━━ Source material ━━

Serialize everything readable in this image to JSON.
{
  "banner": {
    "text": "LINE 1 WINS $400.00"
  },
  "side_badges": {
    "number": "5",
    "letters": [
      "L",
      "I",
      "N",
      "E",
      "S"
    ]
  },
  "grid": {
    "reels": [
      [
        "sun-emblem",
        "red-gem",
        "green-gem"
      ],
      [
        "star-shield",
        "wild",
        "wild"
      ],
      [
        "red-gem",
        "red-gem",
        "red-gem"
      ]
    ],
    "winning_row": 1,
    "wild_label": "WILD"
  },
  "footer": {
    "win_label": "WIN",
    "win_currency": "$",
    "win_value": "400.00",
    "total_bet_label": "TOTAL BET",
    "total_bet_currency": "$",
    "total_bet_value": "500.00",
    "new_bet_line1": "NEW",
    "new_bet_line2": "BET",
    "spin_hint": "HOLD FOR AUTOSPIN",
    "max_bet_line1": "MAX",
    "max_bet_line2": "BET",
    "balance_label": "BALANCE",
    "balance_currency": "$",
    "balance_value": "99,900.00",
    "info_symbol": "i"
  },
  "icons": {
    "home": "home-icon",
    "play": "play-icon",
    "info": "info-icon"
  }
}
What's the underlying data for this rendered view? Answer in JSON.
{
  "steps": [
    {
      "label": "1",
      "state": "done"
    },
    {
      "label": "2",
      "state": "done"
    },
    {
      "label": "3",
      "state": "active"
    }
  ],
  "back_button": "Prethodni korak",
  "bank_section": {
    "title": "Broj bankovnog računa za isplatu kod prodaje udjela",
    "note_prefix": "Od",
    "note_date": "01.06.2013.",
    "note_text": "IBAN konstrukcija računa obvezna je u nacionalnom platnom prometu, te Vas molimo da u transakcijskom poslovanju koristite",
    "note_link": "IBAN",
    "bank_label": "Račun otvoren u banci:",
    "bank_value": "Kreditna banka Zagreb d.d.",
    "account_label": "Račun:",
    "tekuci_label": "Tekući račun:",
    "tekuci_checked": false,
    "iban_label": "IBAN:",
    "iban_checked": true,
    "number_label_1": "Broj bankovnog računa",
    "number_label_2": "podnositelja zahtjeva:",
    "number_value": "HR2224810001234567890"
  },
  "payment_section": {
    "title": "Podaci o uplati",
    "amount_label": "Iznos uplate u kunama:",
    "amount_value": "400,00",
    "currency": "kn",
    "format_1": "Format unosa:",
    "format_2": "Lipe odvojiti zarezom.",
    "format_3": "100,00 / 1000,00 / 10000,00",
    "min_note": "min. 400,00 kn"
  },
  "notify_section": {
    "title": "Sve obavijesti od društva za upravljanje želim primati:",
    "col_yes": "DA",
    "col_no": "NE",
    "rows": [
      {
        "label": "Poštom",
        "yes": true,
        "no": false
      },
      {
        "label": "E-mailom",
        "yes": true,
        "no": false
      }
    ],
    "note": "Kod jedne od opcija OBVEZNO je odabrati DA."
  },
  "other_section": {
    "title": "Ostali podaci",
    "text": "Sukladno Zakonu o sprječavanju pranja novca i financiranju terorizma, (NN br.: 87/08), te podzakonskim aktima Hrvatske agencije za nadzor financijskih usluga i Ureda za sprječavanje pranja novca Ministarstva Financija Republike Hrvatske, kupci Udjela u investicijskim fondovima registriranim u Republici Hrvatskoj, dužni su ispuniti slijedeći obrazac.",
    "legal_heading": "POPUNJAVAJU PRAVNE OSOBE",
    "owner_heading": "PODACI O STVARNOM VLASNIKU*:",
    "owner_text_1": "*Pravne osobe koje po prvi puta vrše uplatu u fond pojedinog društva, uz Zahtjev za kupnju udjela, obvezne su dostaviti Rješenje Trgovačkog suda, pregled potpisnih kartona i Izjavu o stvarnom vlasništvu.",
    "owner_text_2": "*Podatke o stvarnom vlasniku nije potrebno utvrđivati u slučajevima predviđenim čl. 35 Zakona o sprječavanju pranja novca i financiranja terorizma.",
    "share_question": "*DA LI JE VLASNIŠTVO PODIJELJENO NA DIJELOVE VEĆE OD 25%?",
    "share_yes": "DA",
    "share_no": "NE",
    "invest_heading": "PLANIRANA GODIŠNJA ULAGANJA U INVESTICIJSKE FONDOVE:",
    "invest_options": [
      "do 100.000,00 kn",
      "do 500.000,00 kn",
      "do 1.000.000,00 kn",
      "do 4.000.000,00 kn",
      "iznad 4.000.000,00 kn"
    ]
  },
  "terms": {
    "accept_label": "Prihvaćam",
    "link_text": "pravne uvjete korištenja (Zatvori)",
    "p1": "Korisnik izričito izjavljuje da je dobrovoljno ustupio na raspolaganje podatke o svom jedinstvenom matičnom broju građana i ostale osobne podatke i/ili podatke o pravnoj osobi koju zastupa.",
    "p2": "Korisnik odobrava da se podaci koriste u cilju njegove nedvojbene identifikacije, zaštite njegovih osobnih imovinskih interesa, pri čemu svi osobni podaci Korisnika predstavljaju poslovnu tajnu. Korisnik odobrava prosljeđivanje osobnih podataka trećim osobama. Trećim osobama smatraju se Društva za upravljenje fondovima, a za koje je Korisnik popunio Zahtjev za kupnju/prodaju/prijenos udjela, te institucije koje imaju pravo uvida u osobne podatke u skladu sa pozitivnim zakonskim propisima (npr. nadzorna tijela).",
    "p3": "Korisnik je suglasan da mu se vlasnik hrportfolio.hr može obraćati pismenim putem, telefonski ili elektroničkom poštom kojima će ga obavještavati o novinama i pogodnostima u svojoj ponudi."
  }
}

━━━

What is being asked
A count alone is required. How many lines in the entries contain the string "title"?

Finished task
4